The following is my favorite paragraph from this book of Chesterton’s that I just finished, Utopia of Usurers and Other Essays. I was once socialist and didn’t know much about it, but did believe it had something right. I got away from that thinking entirely as I became a capitalist sympathizer and now I’ve swung back to at least thinking there is still good in Marxian thought, although, well, — read this:
The Symbolism of the Badge

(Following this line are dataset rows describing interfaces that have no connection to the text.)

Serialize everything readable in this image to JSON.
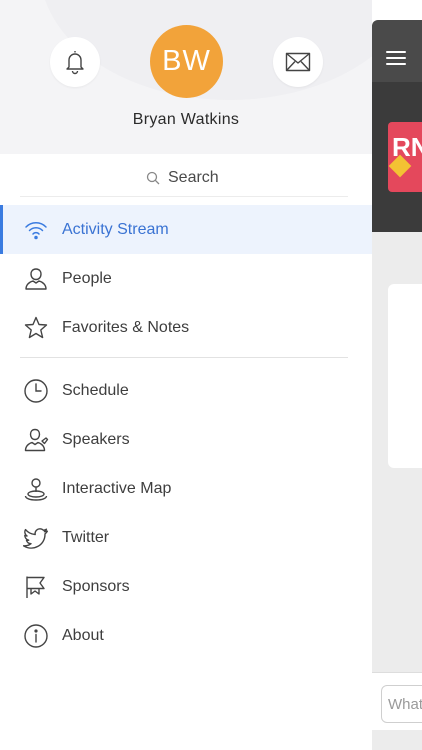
{
  "profile": {
    "initials": "BW",
    "name": "Bryan Watkins",
    "avatar_color": "#f2a33a"
  },
  "search": {
    "label": "Search"
  },
  "nav": {
    "primary": [
      {
        "label": "Activity Stream",
        "icon": "wifi-icon",
        "active": true
      },
      {
        "label": "People",
        "icon": "person-icon"
      },
      {
        "label": "Favorites & Notes",
        "icon": "star-icon"
      }
    ],
    "secondary": [
      {
        "label": "Schedule",
        "icon": "clock-icon"
      },
      {
        "label": "Speakers",
        "icon": "speaker-icon"
      },
      {
        "label": "Interactive Map",
        "icon": "map-pin-icon"
      },
      {
        "label": "Twitter",
        "icon": "twitter-icon"
      },
      {
        "label": "Sponsors",
        "icon": "flag-icon"
      },
      {
        "label": "About",
        "icon": "info-icon"
      }
    ]
  },
  "background_app": {
    "logo_text": "RN",
    "input_placeholder": "What"
  },
  "colors": {
    "accent": "#3a7be0",
    "active_bg": "#edf3fd",
    "topbar": "#4a4a4a"
  }
}
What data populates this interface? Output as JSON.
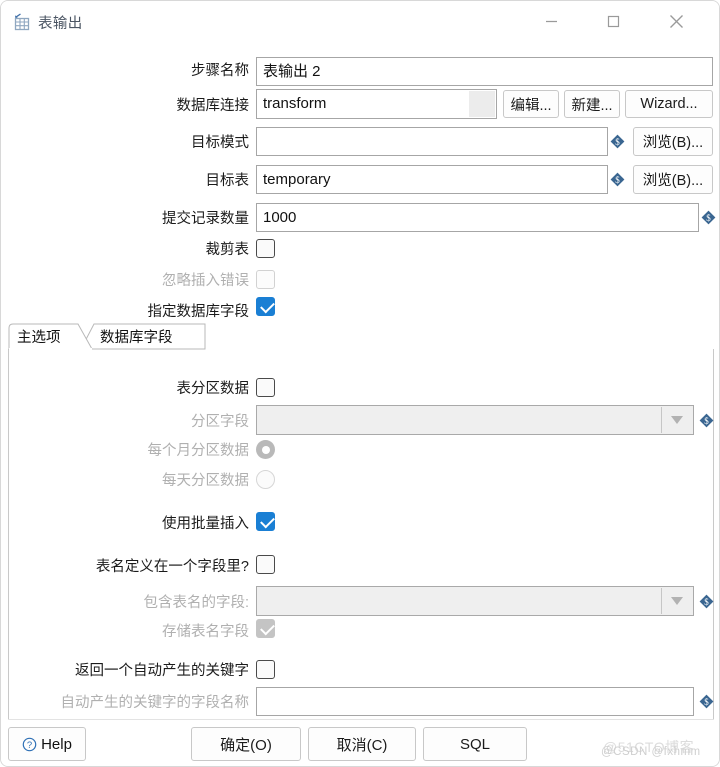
{
  "window": {
    "title": "表输出",
    "icon": "table-output-icon",
    "controls": {
      "minimize": "minimize-icon",
      "maximize": "maximize-icon",
      "close": "close-icon"
    }
  },
  "form": {
    "step_name": {
      "label": "步骤名称",
      "value": "表输出 2"
    },
    "db_connection": {
      "label": "数据库连接",
      "value": "transform",
      "edit_button": "编辑...",
      "new_button": "新建...",
      "wizard_button": "Wizard..."
    },
    "target_schema": {
      "label": "目标模式",
      "value": "",
      "browse_button": "浏览(B)..."
    },
    "target_table": {
      "label": "目标表",
      "value": "temporary",
      "browse_button": "浏览(B)..."
    },
    "commit_size": {
      "label": "提交记录数量",
      "value": "1000"
    },
    "truncate_table": {
      "label": "裁剪表",
      "checked": false,
      "enabled": true
    },
    "ignore_insert_errors": {
      "label": "忽略插入错误",
      "checked": false,
      "enabled": false
    },
    "specify_db_fields": {
      "label": "指定数据库字段",
      "checked": true,
      "enabled": true
    }
  },
  "tabs": [
    {
      "label": "主选项",
      "selected": true
    },
    {
      "label": "数据库字段",
      "selected": false
    }
  ],
  "main_options": {
    "partition_data": {
      "label": "表分区数据",
      "checked": false,
      "enabled": true
    },
    "partition_field": {
      "label": "分区字段",
      "value": "",
      "enabled": false
    },
    "partition_per_month": {
      "label": "每个月分区数据",
      "selected": true,
      "enabled": false
    },
    "partition_per_day": {
      "label": "每天分区数据",
      "selected": false,
      "enabled": false
    },
    "use_batch_insert": {
      "label": "使用批量插入",
      "checked": true,
      "enabled": true
    },
    "table_name_in_field": {
      "label": "表名定义在一个字段里?",
      "checked": false,
      "enabled": true
    },
    "field_with_table_name": {
      "label": "包含表名的字段:",
      "value": "",
      "enabled": false
    },
    "store_table_name_field": {
      "label": "存储表名字段",
      "checked": true,
      "enabled": false
    },
    "return_auto_key": {
      "label": "返回一个自动产生的关键字",
      "checked": false,
      "enabled": true
    },
    "auto_key_field_name": {
      "label": "自动产生的关键字的字段名称",
      "value": "",
      "enabled": false
    }
  },
  "footer": {
    "help": "Help",
    "ok": "确定(O)",
    "cancel": "取消(C)",
    "sql": "SQL"
  },
  "watermarks": {
    "primary": "@51CTO博客",
    "secondary": "@CSDN @fxhmm"
  },
  "colors": {
    "accent_checkbox": "#1a7fd4",
    "variable_diamond": "#3a6691",
    "help_icon": "#2d6fb5"
  }
}
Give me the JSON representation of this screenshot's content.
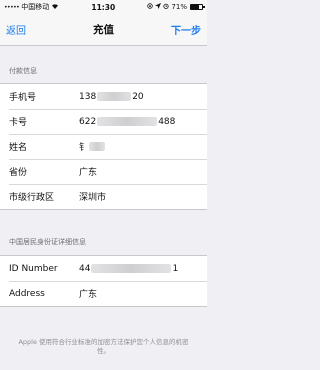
{
  "status_bar": {
    "signal": "•••••",
    "carrier": "中国移动",
    "time": "11:30",
    "battery_percent": "71%",
    "battery_level": 0.71
  },
  "nav": {
    "back_label": "返回",
    "title": "充值",
    "next_label": "下一步"
  },
  "payment_section": {
    "header": "付款信息",
    "rows": [
      {
        "label": "手机号",
        "value_prefix": "138",
        "value_suffix": "20"
      },
      {
        "label": "卡号",
        "value_prefix": "622",
        "value_suffix": "488"
      },
      {
        "label": "姓名",
        "value_prefix": "钅",
        "value_suffix": ""
      },
      {
        "label": "省份",
        "value": "广东"
      },
      {
        "label": "市级行政区",
        "value": "深圳市"
      }
    ]
  },
  "id_section": {
    "header": "中国居民身份证详细信息",
    "rows": [
      {
        "label": "ID Number",
        "value_prefix": "44",
        "value_suffix": "1"
      },
      {
        "label": "Address",
        "value": "广东"
      }
    ]
  },
  "footer_note": "Apple 使用符合行业标准的加密方法保护您个人信息的机密性。"
}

The badge on a Trade Unionist’s coat is a piece of poetry in the genuine, lucid, and logical sense in which Milton defined poetry (and he ought to know) when he said that it was simple, sensuous, and passionate. It is simple, because many understand the word “badge,” who might not even understand the word “recognition.” It is sensuous, because it is visible and tangible; it is incarnate, as all the good Gods have been; and it is passionate in this perfectly practical sense, which the man with an eye to business may some day learn more thoroughly than he likes, that there are men who will allow you to cross a word out in a theoretical document, but who will not allow you to pull a big button off their bodily clothing, merely because you have more money than they have. Now I think it is this sensuousness, this passion, and, above all, this simplicity that are most wanted in this promising revolt of our time. For this simplicity is perhaps the only thing in which the best type of recent revolutionists have failed. It has been our sorrow lately to salute the sunset of one of the very few clean and incorruptible careers in the most corruptible phase of Christendom. The death of Quelch naturally turns one’s thoughts to those extreme Marxian theorists, who, whatever we may hold about their philosophy, have certainly held their honour like iron. And yet, even in this instant of instinctive reverence, I cannot feel that they were poetical enough, that is childish enough, to make a revolution. They had all the audacity needed for speaking to the despot; but not the simplicity needed for speaking to the democracy. They were always accused of being too bitter against the capitalist. But it always seemed to me that they were (quite unconsciously, of course) much too kind to him. They had a fatal habit of using long words, even on occasions when he might with propriety have been described in very short words. They called him a Capitalist when almost anybody in Christendom would have called him a cad. And “cad” is a word from the poetic vocabulary indicating rather a general and powerful reaction of the emotions than a status that could be defined in a work of economics. The capitalist, asleep in the sun, let such long words crawl all over him, like so many long, soft, furry caterpillars. Caterpillars cannot sting like wasps. And, in repeating that the old Marxians have been, perhaps, the best and bravest men of our time, I say also that they would have been better and braver still if they had never used a scientific word, and never read anything but fairy tales.